whats the deal with the shifting on this car? it seems like it only has 3 gears? does first shift as soon as you start moving or what?
Yes, the first shift happens quickly.
In line 6 (not sure how many CI)- can anyone tell me?
In '70, a 2.5 liter with single chain and 9:1 (or possibly 8.7:1) compression for the 250 sedan.
Has 2 zenith carbs... WHAT IS THE DEAL WITH THEM? I saw someone call them warpomatics or something? are they good carbs or what?
Excellent carbs, if either original low-mileage or straightened out by an oldtimer MB doc. If neglected (or hacked) they can indeed warp, and the reality is many thousands to restore them back to factory condition. Not all parts are available. Most give up and buy Webers. The Zeniths are happy to supply endless punishment unless they're treated carefully.
my dad has two rebuild kits for them...
Throw them in the trash. I went down that road years ago and ended up doing it over with the correct MB parts. The accelerator pump "cups" for the plastic plungers are a joke, they slip off the plunger every couple days and make you pull your hair out wondering why the hesitation is back. Some of the included gaskets are junk, and/or incorrect and will cause problems.
I was trying to tune the larger air screws on the side of both carbs to get to it stop hesitating. He tells me its the accelerator pumps but im not sure about this.
Accelerator pumps are a likely culprit. The nozzles themselves may also be plugged, and need to be squirting in the right place. Vacuum leaks (almost guaranteed) and carb synchronization are other common problems.
anyone have a base air screw setting for it?
About 2 turns, but the reality is there are a million other things to check and correct before trying to dial in the idle screws. Ideally it should be done with a CO meter, matching the RPM drop between the 2 carbs as per the factory setup info

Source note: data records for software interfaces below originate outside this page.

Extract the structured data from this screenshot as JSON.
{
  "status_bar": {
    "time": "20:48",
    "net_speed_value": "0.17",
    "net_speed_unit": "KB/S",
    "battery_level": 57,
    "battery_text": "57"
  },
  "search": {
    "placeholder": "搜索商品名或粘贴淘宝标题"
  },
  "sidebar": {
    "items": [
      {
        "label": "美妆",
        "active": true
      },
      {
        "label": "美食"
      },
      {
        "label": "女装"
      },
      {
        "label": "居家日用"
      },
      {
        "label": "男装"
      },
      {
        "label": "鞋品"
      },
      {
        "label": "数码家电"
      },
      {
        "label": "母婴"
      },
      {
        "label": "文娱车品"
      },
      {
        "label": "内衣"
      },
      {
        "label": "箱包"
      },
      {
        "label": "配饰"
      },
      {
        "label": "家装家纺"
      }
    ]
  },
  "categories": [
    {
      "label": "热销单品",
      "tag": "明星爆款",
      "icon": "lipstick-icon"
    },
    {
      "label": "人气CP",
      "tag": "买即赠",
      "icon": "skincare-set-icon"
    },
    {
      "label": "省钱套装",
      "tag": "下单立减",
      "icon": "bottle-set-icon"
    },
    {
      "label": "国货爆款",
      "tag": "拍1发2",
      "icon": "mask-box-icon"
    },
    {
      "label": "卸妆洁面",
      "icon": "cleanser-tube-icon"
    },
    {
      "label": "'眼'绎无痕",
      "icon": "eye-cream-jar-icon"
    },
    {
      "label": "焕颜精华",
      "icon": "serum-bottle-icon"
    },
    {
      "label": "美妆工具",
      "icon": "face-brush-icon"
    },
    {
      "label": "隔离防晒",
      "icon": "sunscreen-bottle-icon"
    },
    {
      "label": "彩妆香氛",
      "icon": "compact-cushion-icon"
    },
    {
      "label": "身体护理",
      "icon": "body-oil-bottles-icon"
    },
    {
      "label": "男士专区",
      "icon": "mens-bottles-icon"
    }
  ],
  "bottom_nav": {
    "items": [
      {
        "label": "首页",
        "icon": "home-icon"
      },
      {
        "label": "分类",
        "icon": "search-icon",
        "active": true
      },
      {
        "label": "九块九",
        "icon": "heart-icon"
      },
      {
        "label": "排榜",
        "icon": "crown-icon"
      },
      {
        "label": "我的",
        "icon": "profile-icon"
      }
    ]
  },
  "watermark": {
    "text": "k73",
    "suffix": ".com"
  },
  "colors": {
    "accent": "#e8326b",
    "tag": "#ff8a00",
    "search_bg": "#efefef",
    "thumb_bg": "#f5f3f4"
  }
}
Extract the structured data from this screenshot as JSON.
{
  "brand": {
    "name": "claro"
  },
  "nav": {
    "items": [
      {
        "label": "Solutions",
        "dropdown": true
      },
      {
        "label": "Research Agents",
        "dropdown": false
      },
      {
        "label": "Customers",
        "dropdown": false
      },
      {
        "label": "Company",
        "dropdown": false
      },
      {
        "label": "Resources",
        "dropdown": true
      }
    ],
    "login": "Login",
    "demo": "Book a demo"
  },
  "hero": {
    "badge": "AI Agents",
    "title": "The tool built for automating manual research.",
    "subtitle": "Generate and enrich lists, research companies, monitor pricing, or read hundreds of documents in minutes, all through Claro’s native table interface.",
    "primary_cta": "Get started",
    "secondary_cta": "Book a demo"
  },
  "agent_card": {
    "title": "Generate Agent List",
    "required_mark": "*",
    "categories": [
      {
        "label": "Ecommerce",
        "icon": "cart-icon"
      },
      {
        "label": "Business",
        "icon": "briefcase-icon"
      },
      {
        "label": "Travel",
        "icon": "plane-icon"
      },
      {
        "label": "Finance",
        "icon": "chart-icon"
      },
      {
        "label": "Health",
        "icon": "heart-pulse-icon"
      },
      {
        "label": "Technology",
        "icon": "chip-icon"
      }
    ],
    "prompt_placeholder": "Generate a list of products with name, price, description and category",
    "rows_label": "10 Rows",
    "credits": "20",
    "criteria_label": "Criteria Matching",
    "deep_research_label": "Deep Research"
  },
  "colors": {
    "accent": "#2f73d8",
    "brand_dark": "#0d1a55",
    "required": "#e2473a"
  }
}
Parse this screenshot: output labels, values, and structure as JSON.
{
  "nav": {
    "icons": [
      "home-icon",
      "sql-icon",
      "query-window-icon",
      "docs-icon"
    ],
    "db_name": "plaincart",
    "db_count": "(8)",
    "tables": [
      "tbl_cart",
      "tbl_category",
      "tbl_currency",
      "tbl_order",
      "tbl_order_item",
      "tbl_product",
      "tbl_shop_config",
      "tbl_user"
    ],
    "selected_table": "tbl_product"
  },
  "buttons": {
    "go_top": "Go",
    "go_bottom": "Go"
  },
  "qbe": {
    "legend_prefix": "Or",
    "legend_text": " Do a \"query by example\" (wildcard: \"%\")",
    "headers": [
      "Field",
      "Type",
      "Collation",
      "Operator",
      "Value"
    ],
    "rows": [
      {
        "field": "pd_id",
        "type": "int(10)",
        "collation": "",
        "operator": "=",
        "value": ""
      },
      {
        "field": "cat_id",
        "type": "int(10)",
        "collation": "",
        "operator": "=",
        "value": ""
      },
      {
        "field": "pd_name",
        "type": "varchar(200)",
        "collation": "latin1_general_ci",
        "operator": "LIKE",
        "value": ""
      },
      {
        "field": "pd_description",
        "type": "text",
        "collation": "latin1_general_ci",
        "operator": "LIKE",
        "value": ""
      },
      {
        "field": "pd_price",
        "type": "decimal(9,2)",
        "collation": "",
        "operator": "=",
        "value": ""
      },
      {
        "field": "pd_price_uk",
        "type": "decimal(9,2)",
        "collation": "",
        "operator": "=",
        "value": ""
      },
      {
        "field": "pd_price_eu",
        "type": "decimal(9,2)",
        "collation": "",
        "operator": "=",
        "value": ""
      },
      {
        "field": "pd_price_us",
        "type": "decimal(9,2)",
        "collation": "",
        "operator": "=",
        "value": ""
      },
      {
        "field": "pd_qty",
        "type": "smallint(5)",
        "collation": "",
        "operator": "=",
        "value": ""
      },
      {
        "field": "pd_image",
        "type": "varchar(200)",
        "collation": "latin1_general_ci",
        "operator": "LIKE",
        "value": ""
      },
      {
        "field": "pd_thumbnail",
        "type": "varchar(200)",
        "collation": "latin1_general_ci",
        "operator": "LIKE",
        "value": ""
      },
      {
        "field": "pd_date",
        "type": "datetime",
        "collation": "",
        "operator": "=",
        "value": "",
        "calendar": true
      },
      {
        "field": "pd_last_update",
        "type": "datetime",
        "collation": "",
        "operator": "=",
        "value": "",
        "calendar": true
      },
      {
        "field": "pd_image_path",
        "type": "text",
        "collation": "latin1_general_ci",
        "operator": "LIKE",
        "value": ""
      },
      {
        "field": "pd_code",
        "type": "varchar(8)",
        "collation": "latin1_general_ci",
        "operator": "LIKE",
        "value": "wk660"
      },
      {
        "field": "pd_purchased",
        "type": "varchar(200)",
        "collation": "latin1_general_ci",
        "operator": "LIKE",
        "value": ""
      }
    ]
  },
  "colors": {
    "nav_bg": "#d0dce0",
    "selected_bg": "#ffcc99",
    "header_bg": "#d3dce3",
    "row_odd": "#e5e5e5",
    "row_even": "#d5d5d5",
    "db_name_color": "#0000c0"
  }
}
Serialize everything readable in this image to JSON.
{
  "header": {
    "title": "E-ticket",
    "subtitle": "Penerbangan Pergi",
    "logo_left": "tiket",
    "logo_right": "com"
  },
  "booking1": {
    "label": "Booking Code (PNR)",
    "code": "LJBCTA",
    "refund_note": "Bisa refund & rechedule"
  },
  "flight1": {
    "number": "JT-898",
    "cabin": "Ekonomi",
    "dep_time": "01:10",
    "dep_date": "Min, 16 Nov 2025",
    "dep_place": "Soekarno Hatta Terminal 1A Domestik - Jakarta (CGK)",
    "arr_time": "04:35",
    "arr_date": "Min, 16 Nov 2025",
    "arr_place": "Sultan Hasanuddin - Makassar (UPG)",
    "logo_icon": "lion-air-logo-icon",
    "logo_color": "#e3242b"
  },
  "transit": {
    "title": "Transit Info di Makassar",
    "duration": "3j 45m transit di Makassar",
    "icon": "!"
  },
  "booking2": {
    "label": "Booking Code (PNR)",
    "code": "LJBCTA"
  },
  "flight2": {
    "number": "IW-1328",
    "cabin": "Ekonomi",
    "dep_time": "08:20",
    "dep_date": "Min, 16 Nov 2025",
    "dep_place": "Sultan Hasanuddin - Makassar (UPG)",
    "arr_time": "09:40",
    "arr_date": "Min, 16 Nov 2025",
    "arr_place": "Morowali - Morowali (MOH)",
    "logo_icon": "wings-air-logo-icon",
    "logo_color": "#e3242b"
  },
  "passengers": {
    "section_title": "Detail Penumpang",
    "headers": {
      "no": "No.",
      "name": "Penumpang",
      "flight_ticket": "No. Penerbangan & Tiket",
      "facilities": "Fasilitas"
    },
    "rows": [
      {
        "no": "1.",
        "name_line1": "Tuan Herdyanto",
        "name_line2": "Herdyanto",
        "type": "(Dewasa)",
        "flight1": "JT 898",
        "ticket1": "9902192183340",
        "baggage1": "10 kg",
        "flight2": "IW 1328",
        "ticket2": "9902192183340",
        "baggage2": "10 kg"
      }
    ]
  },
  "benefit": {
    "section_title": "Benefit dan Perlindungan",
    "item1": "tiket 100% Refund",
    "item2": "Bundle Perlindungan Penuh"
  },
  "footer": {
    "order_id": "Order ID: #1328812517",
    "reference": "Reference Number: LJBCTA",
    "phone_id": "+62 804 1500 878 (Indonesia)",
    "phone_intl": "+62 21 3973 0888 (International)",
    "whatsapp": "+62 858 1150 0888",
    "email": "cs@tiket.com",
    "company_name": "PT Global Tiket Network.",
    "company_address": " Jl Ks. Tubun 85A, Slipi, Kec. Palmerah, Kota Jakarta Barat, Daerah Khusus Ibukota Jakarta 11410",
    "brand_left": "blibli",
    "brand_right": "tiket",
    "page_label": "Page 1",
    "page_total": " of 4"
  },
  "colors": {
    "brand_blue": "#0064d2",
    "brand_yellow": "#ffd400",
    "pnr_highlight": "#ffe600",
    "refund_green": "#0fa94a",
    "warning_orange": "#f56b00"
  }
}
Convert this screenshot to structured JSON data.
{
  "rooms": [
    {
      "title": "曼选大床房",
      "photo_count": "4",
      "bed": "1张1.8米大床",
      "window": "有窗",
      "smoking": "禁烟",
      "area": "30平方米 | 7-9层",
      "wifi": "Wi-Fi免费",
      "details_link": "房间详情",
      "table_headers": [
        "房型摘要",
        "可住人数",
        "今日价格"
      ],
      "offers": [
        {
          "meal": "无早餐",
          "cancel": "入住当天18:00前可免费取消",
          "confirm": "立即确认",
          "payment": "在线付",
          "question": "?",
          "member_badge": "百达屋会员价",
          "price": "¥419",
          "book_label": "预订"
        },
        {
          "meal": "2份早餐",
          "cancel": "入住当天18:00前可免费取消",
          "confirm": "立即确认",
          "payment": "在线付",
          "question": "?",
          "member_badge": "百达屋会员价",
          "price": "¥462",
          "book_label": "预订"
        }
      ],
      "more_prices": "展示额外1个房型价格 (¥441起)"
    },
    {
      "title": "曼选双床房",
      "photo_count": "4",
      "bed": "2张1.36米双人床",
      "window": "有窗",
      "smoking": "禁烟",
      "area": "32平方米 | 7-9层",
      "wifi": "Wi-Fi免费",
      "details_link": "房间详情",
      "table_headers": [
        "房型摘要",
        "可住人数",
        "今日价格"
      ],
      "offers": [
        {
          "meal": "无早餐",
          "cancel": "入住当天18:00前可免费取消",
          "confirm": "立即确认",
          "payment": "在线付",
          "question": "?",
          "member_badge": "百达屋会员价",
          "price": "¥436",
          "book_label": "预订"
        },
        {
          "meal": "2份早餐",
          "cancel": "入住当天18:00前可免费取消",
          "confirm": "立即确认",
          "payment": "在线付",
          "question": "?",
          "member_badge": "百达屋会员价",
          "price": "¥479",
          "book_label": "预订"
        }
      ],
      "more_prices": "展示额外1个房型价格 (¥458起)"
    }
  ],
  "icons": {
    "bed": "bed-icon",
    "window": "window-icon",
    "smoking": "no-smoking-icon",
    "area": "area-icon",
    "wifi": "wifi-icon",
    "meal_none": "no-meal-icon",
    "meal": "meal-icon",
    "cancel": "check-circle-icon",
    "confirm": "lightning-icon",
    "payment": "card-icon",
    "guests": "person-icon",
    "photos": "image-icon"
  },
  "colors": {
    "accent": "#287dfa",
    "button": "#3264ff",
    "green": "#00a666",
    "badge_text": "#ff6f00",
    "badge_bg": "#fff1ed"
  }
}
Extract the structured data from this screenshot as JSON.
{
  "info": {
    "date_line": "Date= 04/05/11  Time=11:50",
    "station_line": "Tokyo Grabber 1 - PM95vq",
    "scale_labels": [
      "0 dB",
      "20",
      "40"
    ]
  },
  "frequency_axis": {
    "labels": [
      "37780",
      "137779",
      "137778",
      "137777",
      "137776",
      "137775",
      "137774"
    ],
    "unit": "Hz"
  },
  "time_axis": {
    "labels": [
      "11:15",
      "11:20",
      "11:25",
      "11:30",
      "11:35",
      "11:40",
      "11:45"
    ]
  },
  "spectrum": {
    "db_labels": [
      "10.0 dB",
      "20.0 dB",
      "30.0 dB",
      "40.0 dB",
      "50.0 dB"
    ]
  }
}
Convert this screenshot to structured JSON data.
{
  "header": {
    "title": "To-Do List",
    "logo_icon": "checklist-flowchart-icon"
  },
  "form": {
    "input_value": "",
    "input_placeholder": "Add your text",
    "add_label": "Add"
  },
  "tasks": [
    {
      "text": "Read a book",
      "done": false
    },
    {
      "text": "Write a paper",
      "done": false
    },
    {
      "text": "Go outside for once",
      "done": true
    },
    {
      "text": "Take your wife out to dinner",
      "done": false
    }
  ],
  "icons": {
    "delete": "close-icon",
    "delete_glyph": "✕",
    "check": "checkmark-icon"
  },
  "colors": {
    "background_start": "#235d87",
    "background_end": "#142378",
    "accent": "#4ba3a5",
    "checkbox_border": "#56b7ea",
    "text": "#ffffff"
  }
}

also what are the really small adustment screws for? they seem to be seized?
You're probably referring to the little screw plugs for the factory test ports. Usually they are left alone, but they make a good place to screw in a couple of fittings for synchronizing the carbs with a manometer - far easier and more accurate than the uni-syn style tools.